Lie by Moonlight by Amanda Quick, read by Anne Flosnik
The curriculum for Miss Concordia Glade’s classroom has expanded from languages and social graces to explosives because that’s the only way she can think of to get her charges out of their castle/prison before something terrible happens. Concordia not only destroys the building but also has to kill a thug who attacks her and her girls as they try to escape. Gentleman thief turned private investigator, Ambrose Wells, who’s at Aldwick Castle to look into other matters, can’t believe what he’s seeing, and spirits Concordia and the four teens away to the safety of his London townhouse. Concordia, like other heroines created by Quick, is a strong feminist who gets herself into a plethora of trouble and is equally adept at saving herself. These traits frustrate alpha male Ambrose, even as he reluctantly admires her courage, ingenuity, and resourcefulness. As the heinous tale unfolds, villains appear at every turn, from the mean streets of Victorian England to the opulent parlors of London’s upper crust, but Ambrose and Concordia will do anything to keep the girls safe.
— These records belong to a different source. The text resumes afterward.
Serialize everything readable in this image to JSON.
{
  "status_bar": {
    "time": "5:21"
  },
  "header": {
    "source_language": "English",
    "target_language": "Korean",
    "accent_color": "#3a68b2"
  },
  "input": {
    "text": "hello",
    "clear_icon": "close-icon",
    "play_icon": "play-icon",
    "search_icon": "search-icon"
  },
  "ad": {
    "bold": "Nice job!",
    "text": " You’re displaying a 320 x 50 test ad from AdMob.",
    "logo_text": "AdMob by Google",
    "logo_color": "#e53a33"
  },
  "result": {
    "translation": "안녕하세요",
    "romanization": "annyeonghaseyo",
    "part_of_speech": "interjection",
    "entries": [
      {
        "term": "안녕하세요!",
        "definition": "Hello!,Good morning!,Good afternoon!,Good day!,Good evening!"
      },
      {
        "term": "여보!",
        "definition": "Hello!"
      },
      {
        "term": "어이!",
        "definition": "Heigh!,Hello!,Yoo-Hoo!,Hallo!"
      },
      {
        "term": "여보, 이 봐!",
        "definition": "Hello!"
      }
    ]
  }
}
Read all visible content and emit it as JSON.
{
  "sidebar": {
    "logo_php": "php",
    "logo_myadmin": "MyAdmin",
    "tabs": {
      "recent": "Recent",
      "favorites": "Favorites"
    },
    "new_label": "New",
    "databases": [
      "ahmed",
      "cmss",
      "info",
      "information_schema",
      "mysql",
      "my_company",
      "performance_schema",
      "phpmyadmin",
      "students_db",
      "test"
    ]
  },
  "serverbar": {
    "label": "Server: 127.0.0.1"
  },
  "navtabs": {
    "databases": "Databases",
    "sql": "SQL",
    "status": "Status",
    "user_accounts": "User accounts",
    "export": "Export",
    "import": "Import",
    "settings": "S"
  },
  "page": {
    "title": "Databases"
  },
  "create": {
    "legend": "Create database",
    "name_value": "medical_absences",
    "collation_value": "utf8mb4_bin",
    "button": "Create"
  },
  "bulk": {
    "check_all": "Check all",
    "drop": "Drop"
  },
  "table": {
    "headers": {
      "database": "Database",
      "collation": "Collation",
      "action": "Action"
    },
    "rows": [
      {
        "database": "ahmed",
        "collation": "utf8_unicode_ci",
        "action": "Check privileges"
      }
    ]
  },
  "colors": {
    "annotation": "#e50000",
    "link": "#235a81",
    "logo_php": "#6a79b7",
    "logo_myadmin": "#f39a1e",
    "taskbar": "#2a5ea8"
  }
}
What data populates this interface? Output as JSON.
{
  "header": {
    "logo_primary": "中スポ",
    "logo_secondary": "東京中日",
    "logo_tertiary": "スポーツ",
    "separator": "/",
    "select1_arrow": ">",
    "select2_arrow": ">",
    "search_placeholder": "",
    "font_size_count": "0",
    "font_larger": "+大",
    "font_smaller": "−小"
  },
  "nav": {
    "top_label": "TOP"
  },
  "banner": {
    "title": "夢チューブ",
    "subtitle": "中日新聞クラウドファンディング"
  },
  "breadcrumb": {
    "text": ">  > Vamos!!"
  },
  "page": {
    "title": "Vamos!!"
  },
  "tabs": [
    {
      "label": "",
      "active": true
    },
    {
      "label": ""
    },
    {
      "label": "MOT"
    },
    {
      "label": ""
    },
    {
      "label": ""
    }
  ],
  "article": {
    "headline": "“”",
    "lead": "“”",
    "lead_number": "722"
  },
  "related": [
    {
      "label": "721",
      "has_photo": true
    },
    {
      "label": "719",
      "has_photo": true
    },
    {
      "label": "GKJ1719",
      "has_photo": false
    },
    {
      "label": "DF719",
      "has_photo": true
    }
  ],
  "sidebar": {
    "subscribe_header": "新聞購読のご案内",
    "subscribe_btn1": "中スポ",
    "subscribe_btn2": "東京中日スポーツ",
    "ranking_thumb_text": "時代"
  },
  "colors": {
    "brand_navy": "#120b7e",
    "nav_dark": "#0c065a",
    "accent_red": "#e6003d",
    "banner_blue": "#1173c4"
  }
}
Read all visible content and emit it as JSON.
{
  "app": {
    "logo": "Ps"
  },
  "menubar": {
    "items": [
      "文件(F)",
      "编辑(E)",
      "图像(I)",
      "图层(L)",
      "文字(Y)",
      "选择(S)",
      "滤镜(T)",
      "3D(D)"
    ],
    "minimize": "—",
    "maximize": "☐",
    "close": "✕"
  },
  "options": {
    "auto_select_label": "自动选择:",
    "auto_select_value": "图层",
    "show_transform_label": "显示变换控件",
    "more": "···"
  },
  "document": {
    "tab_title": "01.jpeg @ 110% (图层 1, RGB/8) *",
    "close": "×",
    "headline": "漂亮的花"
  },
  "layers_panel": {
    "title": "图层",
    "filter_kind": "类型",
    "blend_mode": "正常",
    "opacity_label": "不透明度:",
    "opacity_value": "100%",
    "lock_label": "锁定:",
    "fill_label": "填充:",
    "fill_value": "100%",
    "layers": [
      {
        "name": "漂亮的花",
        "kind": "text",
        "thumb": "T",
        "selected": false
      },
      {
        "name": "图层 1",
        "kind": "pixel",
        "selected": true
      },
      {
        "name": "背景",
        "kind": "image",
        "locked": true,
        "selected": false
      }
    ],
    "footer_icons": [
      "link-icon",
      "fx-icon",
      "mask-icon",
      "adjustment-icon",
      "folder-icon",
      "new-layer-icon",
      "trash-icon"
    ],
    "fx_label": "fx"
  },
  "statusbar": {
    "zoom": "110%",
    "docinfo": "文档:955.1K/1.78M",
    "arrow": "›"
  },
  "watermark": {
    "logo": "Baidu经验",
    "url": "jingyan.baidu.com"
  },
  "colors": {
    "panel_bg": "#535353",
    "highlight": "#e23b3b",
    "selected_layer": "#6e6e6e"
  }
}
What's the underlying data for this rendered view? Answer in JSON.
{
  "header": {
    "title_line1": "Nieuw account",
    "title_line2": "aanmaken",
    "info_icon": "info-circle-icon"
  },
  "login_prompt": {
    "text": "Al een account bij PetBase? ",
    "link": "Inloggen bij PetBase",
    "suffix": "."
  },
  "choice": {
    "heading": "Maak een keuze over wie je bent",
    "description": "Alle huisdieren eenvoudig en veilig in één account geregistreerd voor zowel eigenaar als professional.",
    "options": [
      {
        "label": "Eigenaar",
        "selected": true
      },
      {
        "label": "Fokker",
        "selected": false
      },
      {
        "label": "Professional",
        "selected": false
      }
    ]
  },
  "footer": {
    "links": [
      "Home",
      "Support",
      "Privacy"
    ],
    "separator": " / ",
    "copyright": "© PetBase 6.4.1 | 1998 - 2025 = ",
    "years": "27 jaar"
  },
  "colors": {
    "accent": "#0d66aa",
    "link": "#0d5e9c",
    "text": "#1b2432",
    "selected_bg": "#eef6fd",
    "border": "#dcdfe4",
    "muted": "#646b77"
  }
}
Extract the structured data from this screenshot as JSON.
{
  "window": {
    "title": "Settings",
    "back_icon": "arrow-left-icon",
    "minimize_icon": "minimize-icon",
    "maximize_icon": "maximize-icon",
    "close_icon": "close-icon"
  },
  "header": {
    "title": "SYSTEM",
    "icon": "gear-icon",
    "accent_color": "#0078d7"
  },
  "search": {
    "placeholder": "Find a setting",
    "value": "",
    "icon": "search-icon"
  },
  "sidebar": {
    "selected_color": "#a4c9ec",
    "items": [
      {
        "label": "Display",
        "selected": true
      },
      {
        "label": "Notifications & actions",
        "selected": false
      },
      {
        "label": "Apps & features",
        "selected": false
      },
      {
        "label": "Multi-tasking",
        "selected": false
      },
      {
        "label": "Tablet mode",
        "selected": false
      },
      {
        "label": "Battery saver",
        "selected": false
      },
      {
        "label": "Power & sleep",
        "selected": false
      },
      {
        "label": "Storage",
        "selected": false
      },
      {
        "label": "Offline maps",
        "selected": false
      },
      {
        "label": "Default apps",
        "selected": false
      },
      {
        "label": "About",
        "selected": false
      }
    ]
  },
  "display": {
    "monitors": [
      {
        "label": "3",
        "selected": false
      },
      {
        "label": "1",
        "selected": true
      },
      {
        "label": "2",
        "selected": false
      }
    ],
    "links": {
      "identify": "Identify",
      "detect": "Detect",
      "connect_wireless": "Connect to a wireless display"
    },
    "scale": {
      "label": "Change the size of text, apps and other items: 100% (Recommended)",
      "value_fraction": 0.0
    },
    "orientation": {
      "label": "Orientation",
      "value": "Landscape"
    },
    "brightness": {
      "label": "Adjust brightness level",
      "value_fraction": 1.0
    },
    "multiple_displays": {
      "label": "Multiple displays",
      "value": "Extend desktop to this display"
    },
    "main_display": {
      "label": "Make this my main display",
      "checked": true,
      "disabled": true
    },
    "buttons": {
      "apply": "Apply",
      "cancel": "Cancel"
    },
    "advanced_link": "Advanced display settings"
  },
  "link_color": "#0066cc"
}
You know what you’re getting when you read Quick: an independent heroine, the alpha male who wants to protect her, both of them with secrets they are trying to hide. There’s nothing new and it’s full of clichés, but it’s fun, and light-hearted. Of course, there’s a happy ending, if a slightly “unconventional” one. This isn’t great literature, but it isn’t pretending to be. Call it my guilty pleasure. Books like this are perfect for me to listen to in the car when I’m by myself, but I have to make sure I turn them off before Amber gets in. For me they’re pretty tame, but racier than I want Amber to hear.